"If you're going to win the championship, you got to have incredible talent in every position. And that's how we think about it," Hastings said in an interview with CNBC's Andrew Ross Sorkin that aired Wednesday on "Squawk Box."
Hastings, who co-founded Netflix in 1997, just published a book, "No Rules Rules: Netflix and the Culture of Reinvention," that details the company's cutthroat view on employee retention.
Hastings' co-author, business professor Erin Meyer, likened the approach to "The Hunger Games."
"We encourage people to focus on who of your employees would you fight hard to keep if they were going to another company? And those are the ones we want to hold onto," said Hastings.
As Netflix transformed from a start-up that mailed DVDs to a digital streaming behemoth, the company's emphasis on granting freedom to employees has been a key component to the transition, Hastings said.
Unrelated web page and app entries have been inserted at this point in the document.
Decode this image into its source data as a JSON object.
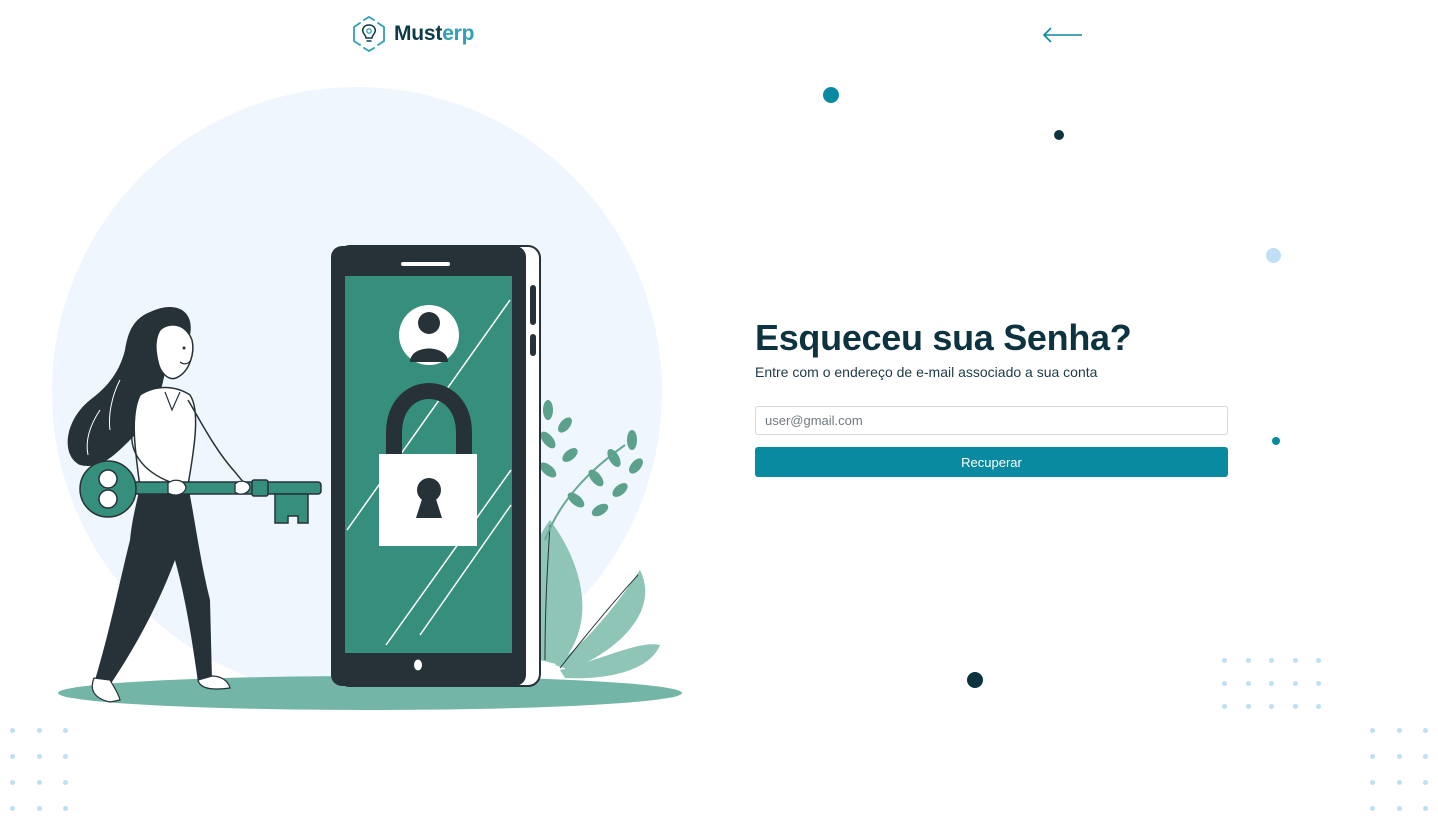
{
  "brand": {
    "name_part1": "Must",
    "name_part2": "erp"
  },
  "icons": {
    "logo": "lightbulb-gear-icon",
    "back": "arrow-left-icon"
  },
  "form": {
    "title": "Esqueceu sua Senha?",
    "subtitle": "Entre com o endereço de e-mail associado a sua conta",
    "email_placeholder": "user@gmail.com",
    "email_value": "",
    "submit_label": "Recuperar"
  },
  "colors": {
    "brand_dark": "#0d3b49",
    "brand_accent": "#2fa0b5",
    "button": "#0a8aa0",
    "illustration_green": "#368f7c",
    "phone_body": "#263238",
    "circle_bg": "#eff6fd"
  }
}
"We are fundamentally dedicated to employee freedom because that makes us more flexible, and we've had to adapt so much back from DVD by mail to leading streaming today," Hastings said. "If you give employees freedom you've got a better chance at that success. And the book is all about the subtlety of how do you give freedom and not have chaos."
Hastings added he believes Netflix's corporate culture has improved over the company's more than two-decade existence. As of Dec. 31, 2019, it had grown to about 8,600 full-time employees.
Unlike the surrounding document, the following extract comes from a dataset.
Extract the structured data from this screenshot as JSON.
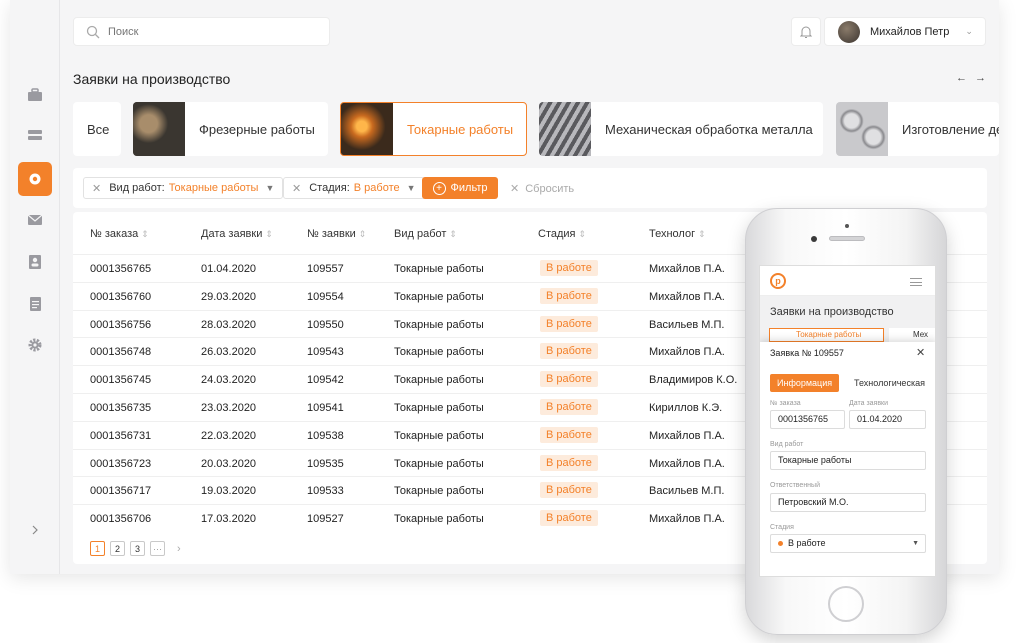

"Our culture is much better than it was 20 years ago," he said. "We've continued to get more honest, more thoughtful, more creative. We have better tools internally. We're focused on inclusion, all kinds of dimensions, so our culture gets better as we get bigger."